I’m sure there will be people who will say there are risks associated with letting people unleash their personalities, creativity, or rich and fruity vocabulary on poor unsuspecting customers. However the alternative is to bore your customers with monotone agents who can’t deviate from a script, have the personality of a turnip, and force customers into seeking other places to do business. But I’m not talking about thoughtless, knee-jerk or unplanned communications. This is all about giving employees permission to engage with customers on an emotional and personal level. It puts the responsibility for great customer experience back where it belongs; in the hands, or voice, of the people who deliver the service. Let them have the knowledge needed, the trust and freedom to use it wisely, and set them free to execute.
Ditch the scripts – Act Naturally
But this isn’t such a revolutionary idea. A recent survey from Software Advice, a website that provides information on customer support software, is a great illustration of the fact that most customers would prefer not to engage with agents who sounded as if they were reading from a script. Their survey – What Customers Really Think About Your Call Center Script, had a lead-off question which really hit the nail on the head when it asked, “Does it improve your call experience when the customer service agent doesn’t sound like they’re reading from a script?” The response was a resounding 69% who said their customer service experience is improved when the agent doesn’t sound like they are reading from a script.

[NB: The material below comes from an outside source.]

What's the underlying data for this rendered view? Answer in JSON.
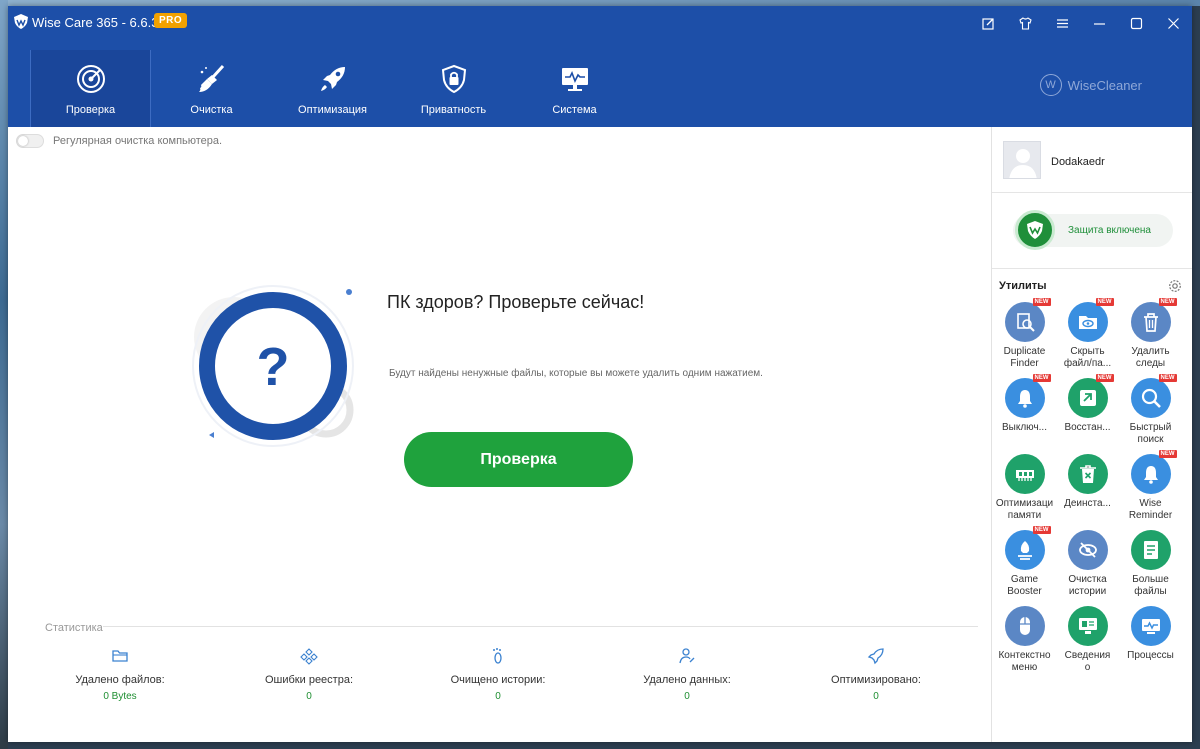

The survey was very enlightening and went on to focus on a number of other strategies. It discovered that using some very basic, and very human, unscripted, natural responses such as “please” and “thank you” were vastly more effective in building empathy, consistency and understanding into the interactions. And the reason for this seems equally simple. When agents say “please” and “thank you,” they are not reading those words directly from a script. They’re saying them naturally. They fit into the dialog just like they do in normal, everyday conversation, and the inflection and tone of the words is exactly how it should be.
I realize that many organizations have legal and regulatory statements that need to be covered. But I’ve worked with many organizations who have found innovative and natural ways to introduce these into the conversation, and meet their commitments, without reducing the customer to tears.
Put the spotlight on talent and let the feelings shine through
Engaged and trusted employees naturally want to help and find it easy to draw on their reserves of empathy & understanding, tune in to their customer and turn up their performance. Forward thinking organizations put the spotlight on these talents and believe that if you can unleash imagination, encourage innovation and build trust based on simple human behaviour and principles, then people will come together in a common purpose – and customers, employees and companies all win.
For those companies that truly understand this and measure success by the daily performance of the people who are the company, the results are clear. Not only are they reputationally and financially more profitable, but their employees achieve greater success and satisfaction in work and life, and are typically less likely to leave and more inclined to establish a career for the longer term.
As Steven Van Belleghem notes “Companies need to realize that in future the human element will be one of their scarcest resources in the customer relationship – and therefore one of the most strategically important. People love other people.”
It’s only natural!